__TASK OBJECTIVE__.
Could you write out all of the data again, word for word?

__SOURCE DATA__.
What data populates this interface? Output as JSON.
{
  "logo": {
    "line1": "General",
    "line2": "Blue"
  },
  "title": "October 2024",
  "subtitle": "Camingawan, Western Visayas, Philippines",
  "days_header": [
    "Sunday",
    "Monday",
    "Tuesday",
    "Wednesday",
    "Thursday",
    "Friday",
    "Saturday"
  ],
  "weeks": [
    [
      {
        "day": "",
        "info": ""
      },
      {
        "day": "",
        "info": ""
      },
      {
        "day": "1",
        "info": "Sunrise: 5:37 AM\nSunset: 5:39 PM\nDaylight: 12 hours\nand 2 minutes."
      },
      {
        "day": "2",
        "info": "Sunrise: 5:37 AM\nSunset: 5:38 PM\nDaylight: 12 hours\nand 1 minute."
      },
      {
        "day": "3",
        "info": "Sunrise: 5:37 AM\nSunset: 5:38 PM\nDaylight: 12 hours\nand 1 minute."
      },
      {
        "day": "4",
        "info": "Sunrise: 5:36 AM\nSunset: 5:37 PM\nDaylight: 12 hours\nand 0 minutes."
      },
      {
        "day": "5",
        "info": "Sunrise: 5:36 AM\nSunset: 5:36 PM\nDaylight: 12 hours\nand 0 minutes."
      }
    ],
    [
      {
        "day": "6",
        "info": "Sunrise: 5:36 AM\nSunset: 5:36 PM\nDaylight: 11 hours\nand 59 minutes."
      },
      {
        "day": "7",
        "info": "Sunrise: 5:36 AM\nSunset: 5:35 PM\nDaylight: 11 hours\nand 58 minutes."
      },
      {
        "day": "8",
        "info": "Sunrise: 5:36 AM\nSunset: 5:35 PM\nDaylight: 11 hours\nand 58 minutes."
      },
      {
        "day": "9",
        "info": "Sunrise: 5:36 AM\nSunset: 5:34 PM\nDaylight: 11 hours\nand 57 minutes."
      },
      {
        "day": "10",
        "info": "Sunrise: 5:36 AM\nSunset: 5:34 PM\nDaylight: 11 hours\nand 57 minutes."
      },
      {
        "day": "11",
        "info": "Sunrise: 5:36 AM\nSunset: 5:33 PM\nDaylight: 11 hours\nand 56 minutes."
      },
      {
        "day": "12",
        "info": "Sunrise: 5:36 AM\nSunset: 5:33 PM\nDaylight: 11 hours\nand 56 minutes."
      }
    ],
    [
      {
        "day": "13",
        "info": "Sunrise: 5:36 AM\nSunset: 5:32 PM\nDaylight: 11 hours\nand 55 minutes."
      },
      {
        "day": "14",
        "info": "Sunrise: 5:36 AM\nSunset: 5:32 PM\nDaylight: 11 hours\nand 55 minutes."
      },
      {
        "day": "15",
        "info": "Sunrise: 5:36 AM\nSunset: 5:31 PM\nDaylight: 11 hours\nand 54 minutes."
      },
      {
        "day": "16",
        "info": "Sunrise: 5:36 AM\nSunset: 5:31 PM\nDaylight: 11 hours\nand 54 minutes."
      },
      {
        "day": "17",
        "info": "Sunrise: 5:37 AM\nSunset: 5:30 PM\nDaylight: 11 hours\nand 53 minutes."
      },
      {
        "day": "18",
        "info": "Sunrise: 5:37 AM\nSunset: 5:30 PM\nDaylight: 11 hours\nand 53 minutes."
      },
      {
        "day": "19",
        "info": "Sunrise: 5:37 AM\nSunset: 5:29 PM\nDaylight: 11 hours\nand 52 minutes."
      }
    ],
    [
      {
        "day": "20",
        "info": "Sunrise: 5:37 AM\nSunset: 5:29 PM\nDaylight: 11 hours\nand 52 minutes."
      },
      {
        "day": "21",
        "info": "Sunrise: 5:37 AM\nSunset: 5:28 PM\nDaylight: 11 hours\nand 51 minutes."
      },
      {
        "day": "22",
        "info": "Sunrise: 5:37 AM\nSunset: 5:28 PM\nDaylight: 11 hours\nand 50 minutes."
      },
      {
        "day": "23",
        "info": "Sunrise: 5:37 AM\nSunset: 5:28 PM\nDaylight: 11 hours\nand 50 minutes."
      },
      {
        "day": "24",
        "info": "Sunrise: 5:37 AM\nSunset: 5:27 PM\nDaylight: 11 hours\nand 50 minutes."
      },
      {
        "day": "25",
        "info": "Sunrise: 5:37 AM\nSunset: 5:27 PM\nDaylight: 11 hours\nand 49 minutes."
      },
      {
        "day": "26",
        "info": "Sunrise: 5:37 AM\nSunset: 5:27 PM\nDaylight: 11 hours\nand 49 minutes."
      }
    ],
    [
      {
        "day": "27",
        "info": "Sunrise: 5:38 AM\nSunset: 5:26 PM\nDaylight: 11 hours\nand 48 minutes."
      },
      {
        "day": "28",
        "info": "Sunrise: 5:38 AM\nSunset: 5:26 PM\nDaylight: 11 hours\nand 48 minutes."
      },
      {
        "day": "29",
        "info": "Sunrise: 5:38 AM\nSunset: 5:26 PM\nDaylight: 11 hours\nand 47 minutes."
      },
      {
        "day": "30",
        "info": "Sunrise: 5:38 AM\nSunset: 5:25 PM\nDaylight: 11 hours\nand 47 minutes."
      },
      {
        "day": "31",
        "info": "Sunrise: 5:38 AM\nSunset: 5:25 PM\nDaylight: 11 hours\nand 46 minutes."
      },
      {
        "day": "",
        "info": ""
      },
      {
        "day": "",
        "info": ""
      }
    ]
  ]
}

__EXERCISE ANSWER__.
What data populates this interface? Output as JSON.
{
  "logo": {
    "line1": "General",
    "line2": "Blue"
  },
  "title": "October 2024",
  "subtitle": "Camingawan, Western Visayas, Philippines",
  "days_header": [
    "Sunday",
    "Monday",
    "Tuesday",
    "Wednesday",
    "Thursday",
    "Friday",
    "Saturday"
  ],
  "weeks": [
    [
      {
        "day": "",
        "info": ""
      },
      {
        "day": "",
        "info": ""
      },
      {
        "day": "1",
        "info": "Sunrise: 5:37 AM\nSunset: 5:39 PM\nDaylight: 12 hours\nand 2 minutes."
      },
      {
        "day": "2",
        "info": "Sunrise: 5:37 AM\nSunset: 5:38 PM\nDaylight: 12 hours\nand 1 minute."
      },
      {
        "day": "3",
        "info": "Sunrise: 5:37 AM\nSunset: 5:38 PM\nDaylight: 12 hours\nand 1 minute."
      },
      {
        "day": "4",
        "info": "Sunrise: 5:36 AM\nSunset: 5:37 PM\nDaylight: 12 hours\nand 0 minutes."
      },
      {
        "day": "5",
        "info": "Sunrise: 5:36 AM\nSunset: 5:36 PM\nDaylight: 12 hours\nand 0 minutes."
      }
    ],
    [
      {
        "day": "6",
        "info": "Sunrise: 5:36 AM\nSunset: 5:36 PM\nDaylight: 11 hours\nand 59 minutes."
      },
      {
        "day": "7",
        "info": "Sunrise: 5:36 AM\nSunset: 5:35 PM\nDaylight: 11 hours\nand 58 minutes."
      },
      {
        "day": "8",
        "info": "Sunrise: 5:36 AM\nSunset: 5:35 PM\nDaylight: 11 hours\nand 58 minutes."
      },
      {
        "day": "9",
        "info": "Sunrise: 5:36 AM\nSunset: 5:34 PM\nDaylight: 11 hours\nand 57 minutes."
      },
      {
        "day": "10",
        "info": "Sunrise: 5:36 AM\nSunset: 5:34 PM\nDaylight: 11 hours\nand 57 minutes."
      },
      {
        "day": "11",
        "info": "Sunrise: 5:36 AM\nSunset: 5:33 PM\nDaylight: 11 hours\nand 56 minutes."
      },
      {
        "day": "12",
        "info": "Sunrise: 5:36 AM\nSunset: 5:33 PM\nDaylight: 11 hours\nand 56 minutes."
      }
    ],
    [
      {
        "day": "13",
        "info": "Sunrise: 5:36 AM\nSunset: 5:32 PM\nDaylight: 11 hours\nand 55 minutes."
      },
      {
        "day": "14",
        "info": "Sunrise: 5:36 AM\nSunset: 5:32 PM\nDaylight: 11 hours\nand 55 minutes."
      },
      {
        "day": "15",
        "info": "Sunrise: 5:36 AM\nSunset: 5:31 PM\nDaylight: 11 hours\nand 54 minutes."
      },
      {
        "day": "16",
        "info": "Sunrise: 5:36 AM\nSunset: 5:31 PM\nDaylight: 11 hours\nand 54 minutes."
      },
      {
        "day": "17",
        "info": "Sunrise: 5:37 AM\nSunset: 5:30 PM\nDaylight: 11 hours\nand 53 minutes."
      },
      {
        "day": "18",
        "info": "Sunrise: 5:37 AM\nSunset: 5:30 PM\nDaylight: 11 hours\nand 53 minutes."
      },
      {
        "day": "19",
        "info": "Sunrise: 5:37 AM\nSunset: 5:29 PM\nDaylight: 11 hours\nand 52 minutes."
      }
    ],
    [
      {
        "day": "20",
        "info": "Sunrise: 5:37 AM\nSunset: 5:29 PM\nDaylight: 11 hours\nand 52 minutes."
      },
      {
        "day": "21",
        "info": "Sunrise: 5:37 AM\nSunset: 5:28 PM\nDaylight: 11 hours\nand 51 minutes."
      },
      {
        "day": "22",
        "info": "Sunrise: 5:37 AM\nSunset: 5:28 PM\nDaylight: 11 hours\nand 50 minutes."
      },
      {
        "day": "23",
        "info": "Sunrise: 5:37 AM\nSunset: 5:28 PM\nDaylight: 11 hours\nand 50 minutes."
      },
      {
        "day": "24",
        "info": "Sunrise: 5:37 AM\nSunset: 5:27 PM\nDaylight: 11 hours\nand 50 minutes."
      },
      {
        "day": "25",
        "info": "Sunrise: 5:37 AM\nSunset: 5:27 PM\nDaylight: 11 hours\nand 49 minutes."
      },
      {
        "day": "26",
        "info": "Sunrise: 5:37 AM\nSunset: 5:27 PM\nDaylight: 11 hours\nand 49 minutes."
      }
    ],
    [
      {
        "day": "27",
        "info": "Sunrise: 5:38 AM\nSunset: 5:26 PM\nDaylight: 11 hours\nand 48 minutes."
      },
      {
        "day": "28",
        "info": "Sunrise: 5:38 AM\nSunset: 5:26 PM\nDaylight: 11 hours\nand 48 minutes."
      },
      {
        "day": "29",
        "info": "Sunrise: 5:38 AM\nSunset: 5:26 PM\nDaylight: 11 hours\nand 47 minutes."
      },
      {
        "day": "30",
        "info": "Sunrise: 5:38 AM\nSunset: 5:25 PM\nDaylight: 11 hours\nand 47 minutes."
      },
      {
        "day": "31",
        "info": "Sunrise: 5:38 AM\nSunset: 5:25 PM\nDaylight: 11 hours\nand 46 minutes."
      },
      {
        "day": "",
        "info": ""
      },
      {
        "day": "",
        "info": ""
      }
    ]
  ]
}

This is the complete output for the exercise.